> _Task statement_: Pictures must not appear; the answer is exactly the lines from the one that holds "Output a JSON" through the end of the material.

> _Given data_:

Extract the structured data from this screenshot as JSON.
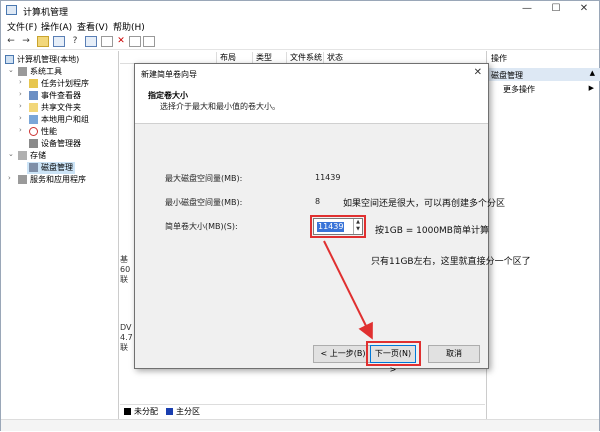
{
  "window": {
    "title": "计算机管理"
  },
  "menu": {
    "file": "文件(F)",
    "action": "操作(A)",
    "view": "查看(V)",
    "help": "帮助(H)"
  },
  "tree": {
    "root": "计算机管理(本地)",
    "system_tools": "系统工具",
    "task_scheduler": "任务计划程序",
    "event_viewer": "事件查看器",
    "shared_folders": "共享文件夹",
    "local_users": "本地用户和组",
    "performance": "性能",
    "device_manager": "设备管理器",
    "storage": "存储",
    "disk_management": "磁盘管理",
    "services_apps": "服务和应用程序"
  },
  "columns": {
    "layout": "布局",
    "type": "类型",
    "filesystem": "文件系统",
    "status": "状态"
  },
  "actions": {
    "header": "操作",
    "selected": "磁盘管理",
    "more": "更多操作"
  },
  "disk_strip": {
    "top_lines": [
      "基",
      "60",
      "联"
    ],
    "bottom_lines": [
      "DV",
      "4.7",
      "联"
    ]
  },
  "legend": {
    "unallocated": "未分配",
    "primary": "主分区"
  },
  "dialog": {
    "title": "新建简单卷向导",
    "heading": "指定卷大小",
    "subheading": "选择介于最大和最小值的卷大小。",
    "max_label": "最大磁盘空间量(MB):",
    "max_value": "11439",
    "min_label": "最小磁盘空间量(MB):",
    "min_value": "8",
    "size_label": "简单卷大小(MB)(S):",
    "size_value": "11439",
    "back": "< 上一步(B)",
    "next": "下一页(N) >",
    "cancel": "取消"
  },
  "annotations": {
    "note1": "如果空间还是很大，可以再创建多个分区",
    "note2": "按1GB = 1000MB简单计算",
    "note3": "只有11GB左右，这里就直接分一个区了"
  },
  "colors": {
    "annotation_red": "#e03030",
    "selection_blue": "#3a74d8"
  }
}
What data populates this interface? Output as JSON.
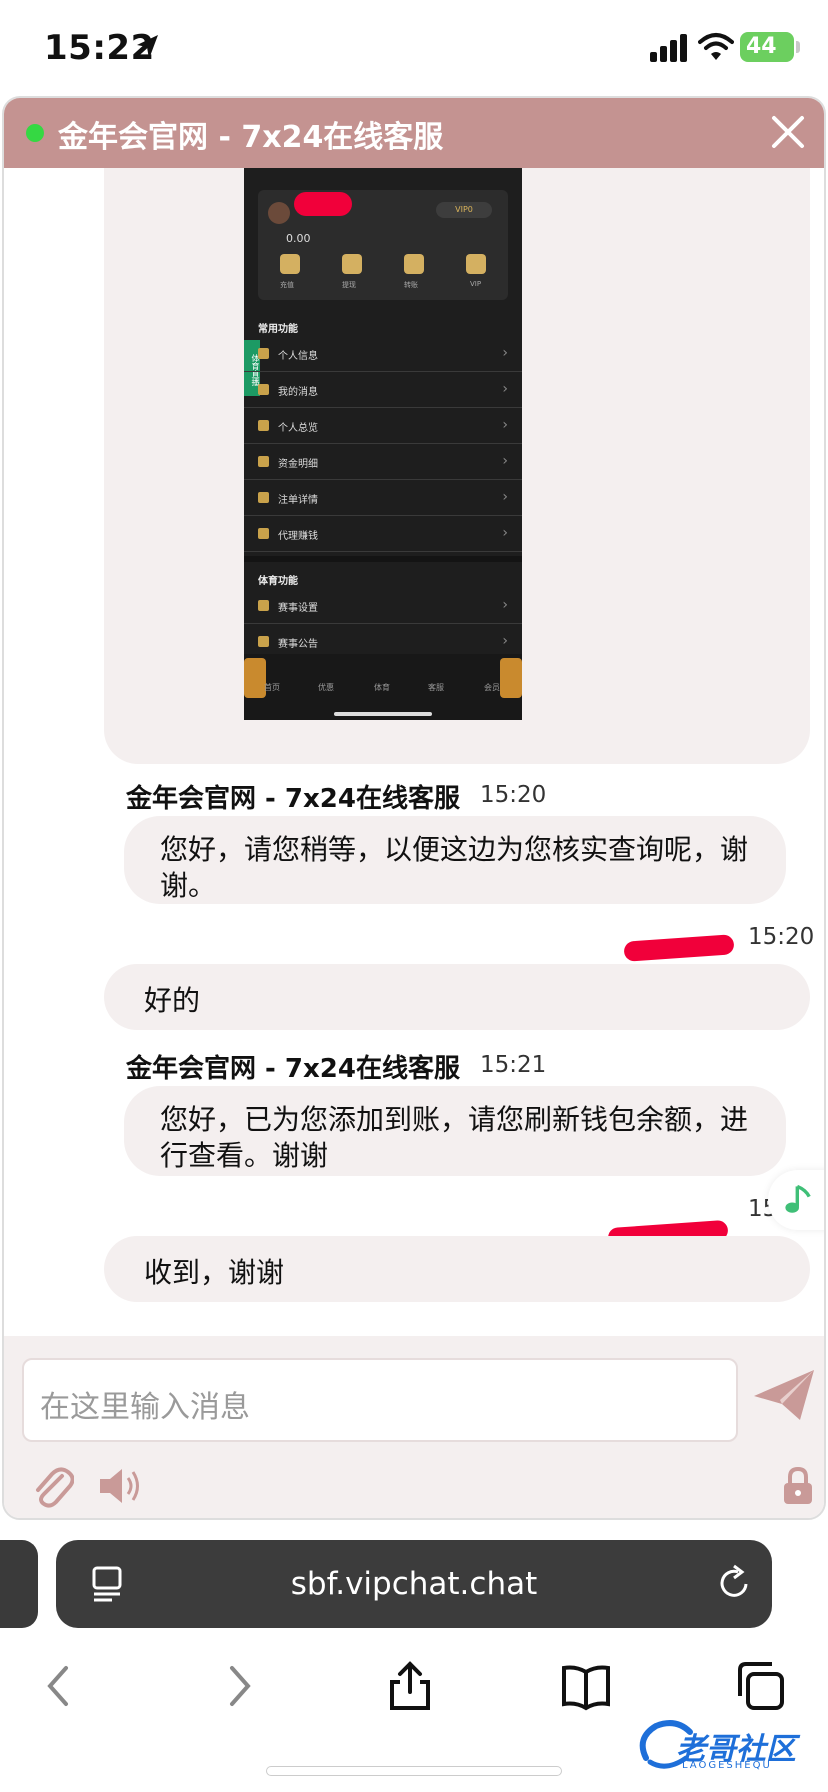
{
  "status_bar": {
    "time": "15:22",
    "battery": "44"
  },
  "chat": {
    "header_title": "金年会官网 - 7x24在线客服",
    "status_color": "#35d843",
    "header_color": "#c49391",
    "shared_image": {
      "card_balance": "0.00",
      "card_vip": "VIP0",
      "card_actions": [
        "充值",
        "提现",
        "转账",
        "VIP"
      ],
      "side_tag": "体育直播",
      "section1": "常用功能",
      "menu1": [
        "个人信息",
        "我的消息",
        "个人总览",
        "资金明细",
        "注单详情",
        "代理赚钱"
      ],
      "section2": "体育功能",
      "menu2": [
        "赛事设置",
        "赛事公告"
      ],
      "tabs": [
        "首页",
        "优惠",
        "体育",
        "客服",
        "会员"
      ]
    },
    "messages": [
      {
        "sender": "金年会官网 - 7x24在线客服",
        "time": "15:20",
        "text": "您好，请您稍等，以便这边为您核实查询呢，谢谢。"
      },
      {
        "sender": "user",
        "time": "15:20",
        "text": "好的"
      },
      {
        "sender": "金年会官网 - 7x24在线客服",
        "time": "15:21",
        "text": "您好，已为您添加到账，请您刷新钱包余额，进行查看。谢谢"
      },
      {
        "sender": "user",
        "time": "15:22",
        "text": "收到，谢谢"
      }
    ],
    "composer": {
      "placeholder": "在这里输入消息"
    }
  },
  "browser": {
    "url": "sbf.vipchat.chat"
  },
  "watermark": {
    "text": "老哥社区",
    "sub": "LAOGESHEQU"
  }
}
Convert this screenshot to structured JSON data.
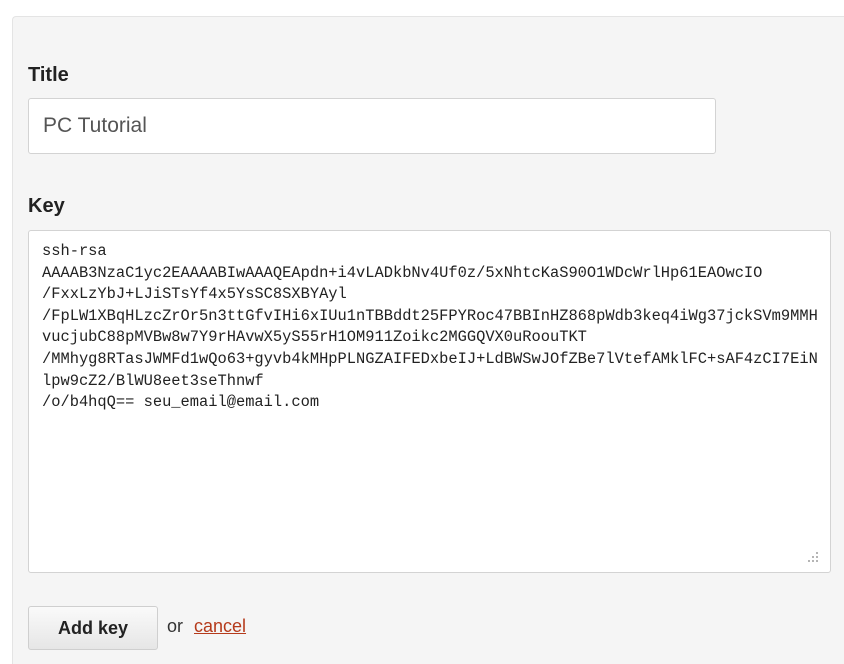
{
  "form": {
    "title_label": "Title",
    "title_value": "PC Tutorial",
    "key_label": "Key",
    "key_value": "ssh-rsa\nAAAAB3NzaC1yc2EAAAABIwAAAQEApdn+i4vLADkbNv4Uf0z/5xNhtcKaS90O1WDcWrlHp61EAOwcIO\n/FxxLzYbJ+LJiSTsYf4x5YsSC8SXBYAyl\n/FpLW1XBqHLzcZrOr5n3ttGfvIHi6xIUu1nTBBddt25FPYRoc47BBInHZ868pWdb3keq4iWg37jckSVm9MMHvucjubC88pMVBw8w7Y9rHAvwX5yS55rH1OM911Zoikc2MGGQVX0uRoouTKT\n/MMhyg8RTasJWMFd1wQo63+gyvb4kMHpPLNGZAIFEDxbeIJ+LdBWSwJOfZBe7lVtefAMklFC+sAF4zCI7EiNlpw9cZ2/BlWU8eet3seThnwf\n/o/b4hqQ== seu_email@email.com",
    "add_button_label": "Add key",
    "or_text": "or",
    "cancel_link_label": "cancel"
  },
  "colors": {
    "panel_background": "#f5f5f5",
    "link": "#b53a1b"
  },
  "icons": {
    "resize_handle": "resize-grip-icon"
  }
}
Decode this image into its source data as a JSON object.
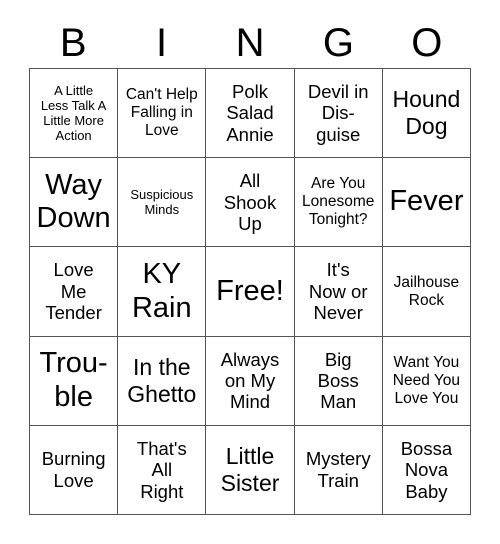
{
  "header": {
    "letters": [
      "B",
      "I",
      "N",
      "G",
      "O"
    ]
  },
  "grid": {
    "rows": [
      [
        {
          "text": "A Little\nLess Talk A\nLittle More\nAction",
          "size": "fs-xs"
        },
        {
          "text": "Can't Help\nFalling in\nLove",
          "size": "fs-sm"
        },
        {
          "text": "Polk\nSalad\nAnnie",
          "size": "fs-md"
        },
        {
          "text": "Devil in\nDis-\nguise",
          "size": "fs-md"
        },
        {
          "text": "Hound\nDog",
          "size": "fs-lg"
        }
      ],
      [
        {
          "text": "Way\nDown",
          "size": "fs-xl"
        },
        {
          "text": "Suspicious\nMinds",
          "size": "fs-xs"
        },
        {
          "text": "All\nShook\nUp",
          "size": "fs-md"
        },
        {
          "text": "Are You\nLonesome\nTonight?",
          "size": "fs-sm"
        },
        {
          "text": "Fever",
          "size": "fs-xl"
        }
      ],
      [
        {
          "text": "Love\nMe\nTender",
          "size": "fs-md"
        },
        {
          "text": "KY\nRain",
          "size": "fs-xl"
        },
        {
          "text": "Free!",
          "size": "fs-xl"
        },
        {
          "text": "It's\nNow or\nNever",
          "size": "fs-md"
        },
        {
          "text": "Jailhouse\nRock",
          "size": "fs-sm"
        }
      ],
      [
        {
          "text": "Trou-\nble",
          "size": "fs-xl"
        },
        {
          "text": "In the\nGhetto",
          "size": "fs-lg"
        },
        {
          "text": "Always\non My\nMind",
          "size": "fs-md"
        },
        {
          "text": "Big\nBoss\nMan",
          "size": "fs-md"
        },
        {
          "text": "Want You\nNeed You\nLove You",
          "size": "fs-sm"
        }
      ],
      [
        {
          "text": "Burning\nLove",
          "size": "fs-md"
        },
        {
          "text": "That's\nAll\nRight",
          "size": "fs-md"
        },
        {
          "text": "Little\nSister",
          "size": "fs-lg"
        },
        {
          "text": "Mystery\nTrain",
          "size": "fs-md"
        },
        {
          "text": "Bossa\nNova\nBaby",
          "size": "fs-md"
        }
      ]
    ]
  },
  "colors": {
    "background": "#ffffff",
    "text": "#000000",
    "grid_line": "#555555"
  }
}
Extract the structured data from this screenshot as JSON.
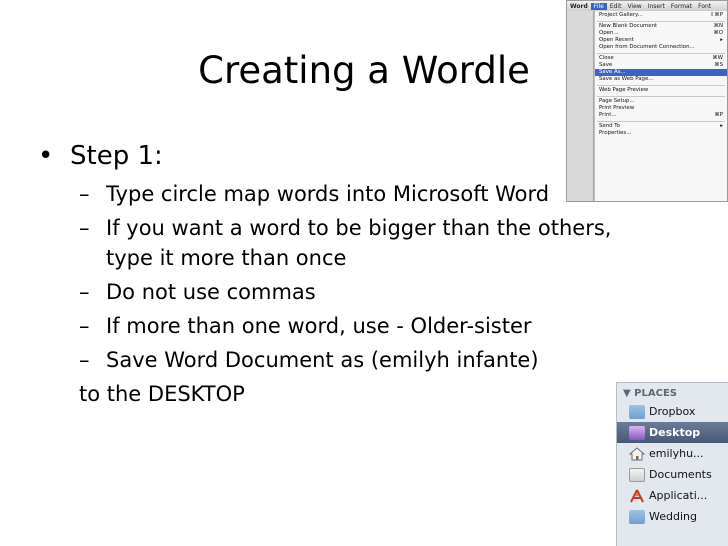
{
  "slide": {
    "title": "Creating a Wordle",
    "step_label": "Step 1:",
    "sub_bullets": [
      "Type circle map words into Microsoft Word",
      "If you want a word to be bigger than the others, type it more than once",
      "Do not use commas",
      "If more than one word, use -  Older-sister",
      "Save Word Document as (emilyh infante)"
    ],
    "trailing_line": "to the DESKTOP"
  },
  "word_menu": {
    "menubar": [
      "Word",
      "File",
      "Edit",
      "View",
      "Insert",
      "Format",
      "Font"
    ],
    "groups": [
      [
        {
          "label": "Project Gallery...",
          "shortcut": "⇧⌘P"
        },
        {
          "label": "New Blank Document",
          "shortcut": "⌘N"
        },
        {
          "label": "Open...",
          "shortcut": "⌘O"
        },
        {
          "label": "Open Recent",
          "shortcut": "▸"
        },
        {
          "label": "Open from Document Connection...",
          "shortcut": ""
        }
      ],
      [
        {
          "label": "Close",
          "shortcut": "⌘W"
        },
        {
          "label": "Save",
          "shortcut": "⌘S"
        },
        {
          "label": "Save As...",
          "shortcut": "",
          "selected": true
        },
        {
          "label": "Save as Web Page...",
          "shortcut": ""
        }
      ],
      [
        {
          "label": "Web Page Preview",
          "shortcut": ""
        }
      ],
      [
        {
          "label": "Page Setup...",
          "shortcut": ""
        },
        {
          "label": "Print Preview",
          "shortcut": ""
        },
        {
          "label": "Print...",
          "shortcut": "⌘P"
        }
      ],
      [
        {
          "label": "Send To",
          "shortcut": "▸"
        },
        {
          "label": "Properties...",
          "shortcut": ""
        }
      ]
    ]
  },
  "finder_sidebar": {
    "header": "▼ PLACES",
    "items": [
      {
        "label": "Dropbox",
        "icon": "folder-icon"
      },
      {
        "label": "Desktop",
        "icon": "desktop-icon",
        "selected": true
      },
      {
        "label": "emilyhu...",
        "icon": "home-icon"
      },
      {
        "label": "Documents",
        "icon": "documents-icon"
      },
      {
        "label": "Applicati...",
        "icon": "applications-icon"
      },
      {
        "label": "Wedding",
        "icon": "folder-icon"
      }
    ]
  }
}
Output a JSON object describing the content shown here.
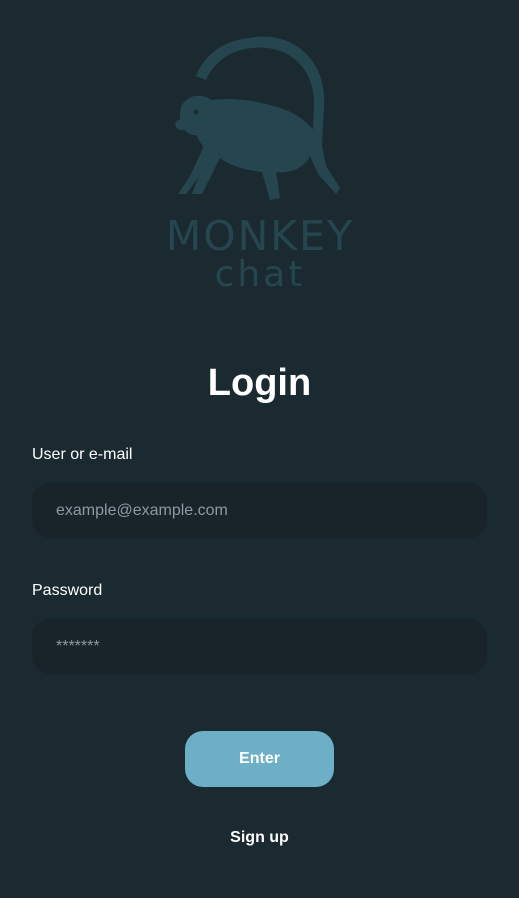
{
  "logo": {
    "icon": "monkey-icon",
    "title": "MONKEY",
    "subtitle": "chat",
    "color": "#26464f"
  },
  "page": {
    "title": "Login",
    "background": "#1b2a31"
  },
  "form": {
    "user": {
      "label": "User or e-mail",
      "placeholder": "example@example.com",
      "value": ""
    },
    "password": {
      "label": "Password",
      "placeholder": "*******",
      "value": ""
    },
    "submit_label": "Enter",
    "submit_color": "#6cafc6",
    "signup_label": "Sign up"
  }
}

> _Solution for this problem_:
Output a JSON object describing the content shown here.
{
  "logo": {
    "icon": "monkey-icon",
    "title": "MONKEY",
    "subtitle": "chat",
    "color": "#26464f"
  },
  "page": {
    "title": "Login",
    "background": "#1b2a31"
  },
  "form": {
    "user": {
      "label": "User or e-mail",
      "placeholder": "example@example.com",
      "value": ""
    },
    "password": {
      "label": "Password",
      "placeholder": "*******",
      "value": ""
    },
    "submit_label": "Enter",
    "submit_color": "#6cafc6",
    "signup_label": "Sign up"
  }
}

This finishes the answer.